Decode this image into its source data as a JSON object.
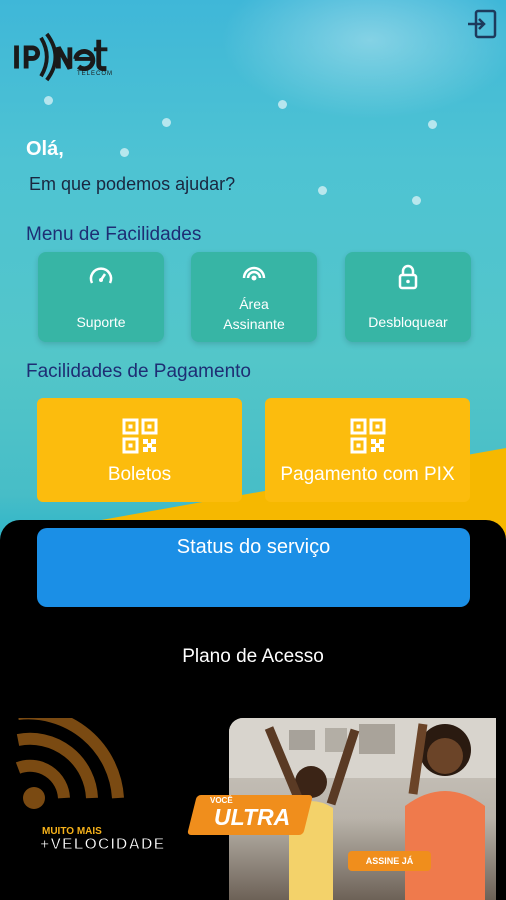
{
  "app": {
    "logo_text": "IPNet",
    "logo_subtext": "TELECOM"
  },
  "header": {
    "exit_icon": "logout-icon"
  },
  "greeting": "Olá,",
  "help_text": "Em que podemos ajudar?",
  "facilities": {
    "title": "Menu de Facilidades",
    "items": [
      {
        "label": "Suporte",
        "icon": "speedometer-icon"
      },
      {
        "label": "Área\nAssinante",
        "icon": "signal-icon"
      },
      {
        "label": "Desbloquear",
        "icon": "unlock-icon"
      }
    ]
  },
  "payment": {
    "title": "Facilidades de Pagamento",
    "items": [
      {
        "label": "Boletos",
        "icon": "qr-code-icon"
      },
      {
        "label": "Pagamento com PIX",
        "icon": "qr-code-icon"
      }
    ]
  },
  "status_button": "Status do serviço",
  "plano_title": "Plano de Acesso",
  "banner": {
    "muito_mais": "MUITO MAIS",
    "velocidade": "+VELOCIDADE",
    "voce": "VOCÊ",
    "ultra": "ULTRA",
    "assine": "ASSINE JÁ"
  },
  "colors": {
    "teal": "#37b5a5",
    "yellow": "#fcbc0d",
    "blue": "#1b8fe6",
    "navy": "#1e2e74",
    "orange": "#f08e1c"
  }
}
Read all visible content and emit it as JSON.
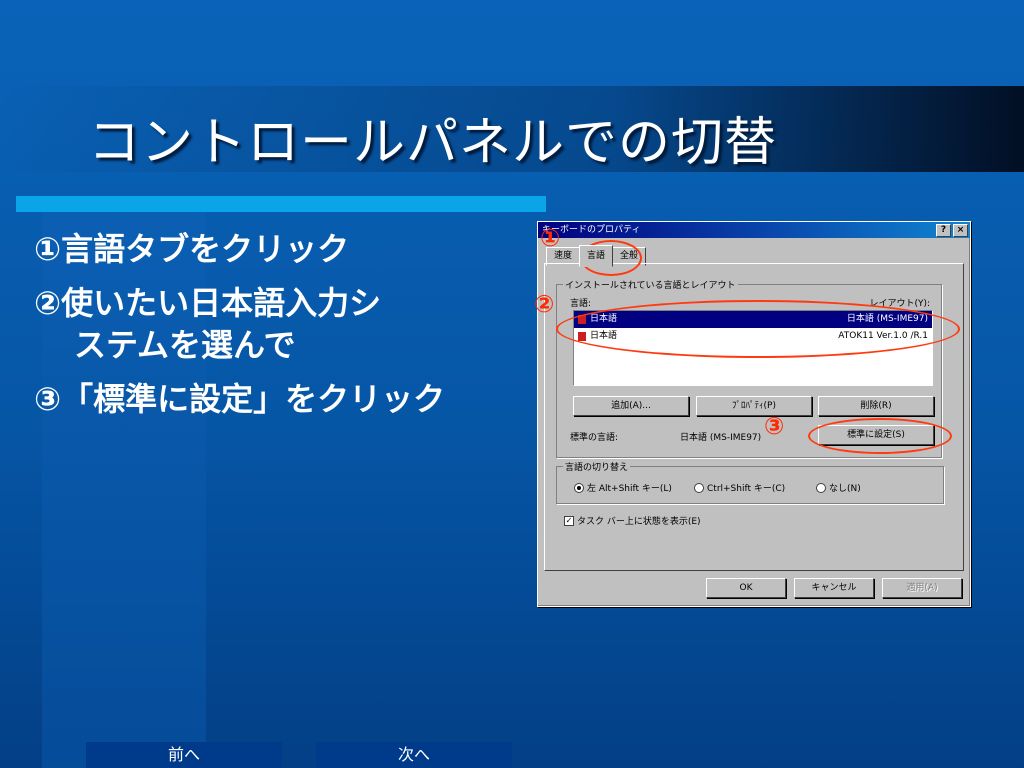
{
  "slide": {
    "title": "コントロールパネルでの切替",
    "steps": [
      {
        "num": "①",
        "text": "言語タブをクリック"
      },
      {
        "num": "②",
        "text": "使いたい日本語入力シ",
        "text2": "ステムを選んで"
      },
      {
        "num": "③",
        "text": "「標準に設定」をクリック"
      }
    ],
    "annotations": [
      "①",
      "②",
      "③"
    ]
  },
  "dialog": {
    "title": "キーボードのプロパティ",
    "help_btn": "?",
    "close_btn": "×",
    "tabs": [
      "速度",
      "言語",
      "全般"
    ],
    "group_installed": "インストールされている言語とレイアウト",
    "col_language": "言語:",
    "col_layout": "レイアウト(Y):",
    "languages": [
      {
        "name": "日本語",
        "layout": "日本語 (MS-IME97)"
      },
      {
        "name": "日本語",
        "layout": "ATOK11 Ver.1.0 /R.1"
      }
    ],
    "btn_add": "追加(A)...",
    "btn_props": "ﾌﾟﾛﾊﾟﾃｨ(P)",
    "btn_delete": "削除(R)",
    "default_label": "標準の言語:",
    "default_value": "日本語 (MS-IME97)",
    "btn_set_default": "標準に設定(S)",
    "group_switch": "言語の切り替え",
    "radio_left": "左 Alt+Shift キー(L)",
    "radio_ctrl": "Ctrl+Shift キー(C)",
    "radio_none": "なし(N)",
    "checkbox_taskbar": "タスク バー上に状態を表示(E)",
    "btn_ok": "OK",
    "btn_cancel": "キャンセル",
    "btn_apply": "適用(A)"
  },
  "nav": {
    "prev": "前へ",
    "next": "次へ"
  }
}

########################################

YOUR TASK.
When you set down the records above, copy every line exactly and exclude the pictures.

YOUR RESPONSE.
Decode this image into its source data as a JSON object.
{
  "app": {
    "logo_text": "IPNet",
    "logo_subtext": "TELECOM"
  },
  "header": {
    "exit_icon": "logout-icon"
  },
  "greeting": "Olá,",
  "help_text": "Em que podemos ajudar?",
  "facilities": {
    "title": "Menu de Facilidades",
    "items": [
      {
        "label": "Suporte",
        "icon": "speedometer-icon"
      },
      {
        "label": "Área\nAssinante",
        "icon": "signal-icon"
      },
      {
        "label": "Desbloquear",
        "icon": "unlock-icon"
      }
    ]
  },
  "payment": {
    "title": "Facilidades de Pagamento",
    "items": [
      {
        "label": "Boletos",
        "icon": "qr-code-icon"
      },
      {
        "label": "Pagamento com PIX",
        "icon": "qr-code-icon"
      }
    ]
  },
  "status_button": "Status do serviço",
  "plano_title": "Plano de Acesso",
  "banner": {
    "muito_mais": "MUITO MAIS",
    "velocidade": "+VELOCIDADE",
    "voce": "VOCÊ",
    "ultra": "ULTRA",
    "assine": "ASSINE JÁ"
  },
  "colors": {
    "teal": "#37b5a5",
    "yellow": "#fcbc0d",
    "blue": "#1b8fe6",
    "navy": "#1e2e74",
    "orange": "#f08e1c"
  }
}
Read all visible content and emit it as JSON.
{
  "slide": {
    "title": "コントロールパネルでの切替",
    "steps": [
      {
        "num": "①",
        "text": "言語タブをクリック"
      },
      {
        "num": "②",
        "text": "使いたい日本語入力シ",
        "text2": "ステムを選んで"
      },
      {
        "num": "③",
        "text": "「標準に設定」をクリック"
      }
    ],
    "annotations": [
      "①",
      "②",
      "③"
    ]
  },
  "dialog": {
    "title": "キーボードのプロパティ",
    "help_btn": "?",
    "close_btn": "×",
    "tabs": [
      "速度",
      "言語",
      "全般"
    ],
    "group_installed": "インストールされている言語とレイアウト",
    "col_language": "言語:",
    "col_layout": "レイアウト(Y):",
    "languages": [
      {
        "name": "日本語",
        "layout": "日本語 (MS-IME97)"
      },
      {
        "name": "日本語",
        "layout": "ATOK11 Ver.1.0 /R.1"
      }
    ],
    "btn_add": "追加(A)...",
    "btn_props": "ﾌﾟﾛﾊﾟﾃｨ(P)",
    "btn_delete": "削除(R)",
    "default_label": "標準の言語:",
    "default_value": "日本語 (MS-IME97)",
    "btn_set_default": "標準に設定(S)",
    "group_switch": "言語の切り替え",
    "radio_left": "左 Alt+Shift キー(L)",
    "radio_ctrl": "Ctrl+Shift キー(C)",
    "radio_none": "なし(N)",
    "checkbox_taskbar": "タスク バー上に状態を表示(E)",
    "btn_ok": "OK",
    "btn_cancel": "キャンセル",
    "btn_apply": "適用(A)"
  },
  "nav": {
    "prev": "前へ",
    "next": "次へ"
  }
}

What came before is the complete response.